    "In order to do this, the Beyond Coal campaign proposed to spend $120 million over four years, with an additional $30 million in 2015, to capitalize on Democratic control of the White House and the Environmental Protection Agency. The Sierra Club plan notes that at this funding level “we will run a strategic national campaign that pushes and supports EPA to issue a series of new pollution-cutting rules relating to each step in the coal lifecycle, including coal mining, coal burning, and disposal of coal ash.”

  • Reply to

    Coal Sector

    by ny_nyyankee Mar 25, 2014 10:57 PM
    t_e_n_k_a_y t_e_n_k_a_y Mar 26, 2014 12:31 PM Flag

    I wonder how many hedge fund managers and mutual fund managers avoid investing in coal because they know some of their wealthiest clients believe coal is destroying the planet. Why risk triggering an exodus?

    The Sustainability Coalition recommends the following as the first step in dealing with a University Endowment Fund which refuses to divest from coal:

    "... alienate possible donors and alumni."

    Peabody, Arch, Alpha and Consol are all included in what the Sustainability Colation calls "The Filthy Fifteen" which also includes coal power plant utilities.

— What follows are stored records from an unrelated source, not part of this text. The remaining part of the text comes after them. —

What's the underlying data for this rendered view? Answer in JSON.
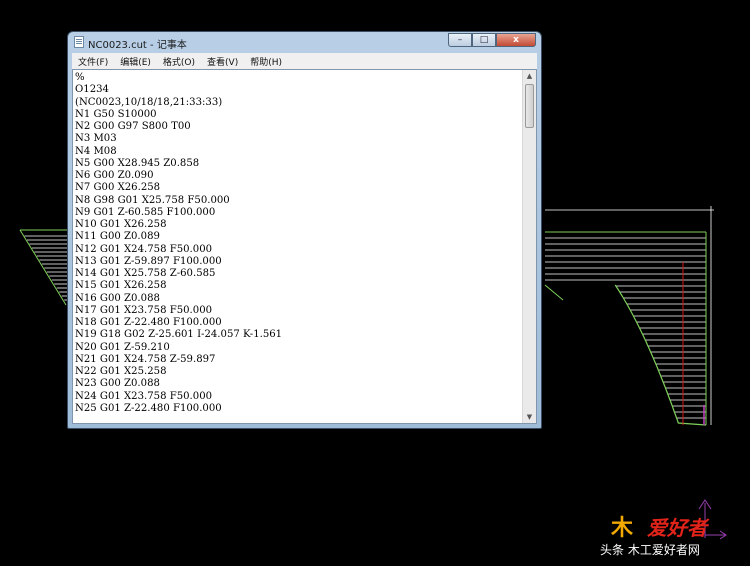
{
  "window": {
    "title": "NC0023.cut - 记事本",
    "controls": {
      "minimize": "–",
      "maximize": "□",
      "close": "x"
    }
  },
  "menu": [
    "文件(F)",
    "编辑(E)",
    "格式(O)",
    "查看(V)",
    "帮助(H)"
  ],
  "editor": {
    "lines": [
      "%",
      "O1234",
      "(NC0023,10/18/18,21:33:33)",
      "N1 G50 S10000",
      "N2 G00 G97 S800 T00",
      "N3 M03",
      "N4 M08",
      "N5 G00 X28.945 Z0.858",
      "N6 G00 Z0.090",
      "N7 G00 X26.258",
      "N8 G98 G01 X25.758 F50.000",
      "N9 G01 Z-60.585 F100.000",
      "N10 G01 X26.258",
      "N11 G00 Z0.089",
      "N12 G01 X24.758 F50.000",
      "N13 G01 Z-59.897 F100.000",
      "N14 G01 X25.758 Z-60.585",
      "N15 G01 X26.258",
      "N16 G00 Z0.088",
      "N17 G01 X23.758 F50.000",
      "N18 G01 Z-22.480 F100.000",
      "N19 G18 G02 Z-25.601 I-24.057 K-1.561",
      "N20 G01 Z-59.210",
      "N21 G01 X24.758 Z-59.897",
      "N22 G01 X25.258",
      "N23 G00 Z0.088",
      "N24 G01 X23.758 F50.000",
      "N25 G01 Z-22.480 F100.000"
    ]
  },
  "watermark": {
    "logo": "爱好者",
    "logo_glyph": "木",
    "text": "头条 木工爱好者网"
  },
  "colors": {
    "profile": "#7fd05a",
    "passes": "#ffffff",
    "accent": "#d01818",
    "axis": "#9a3fb0",
    "background": "#000000"
  }
}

    If you cross these people, they will hunt down your largest clients, shareholders, stakeholders and put pressure on them to leave your fund.

    Who needs these headaches?

    On the other side of the coin, an investment bank that downgrades coal is scoring brownie points or at the very least taking a target off of your back.

29.90+0.05(+0.17%)May 5 4:00 PMEDT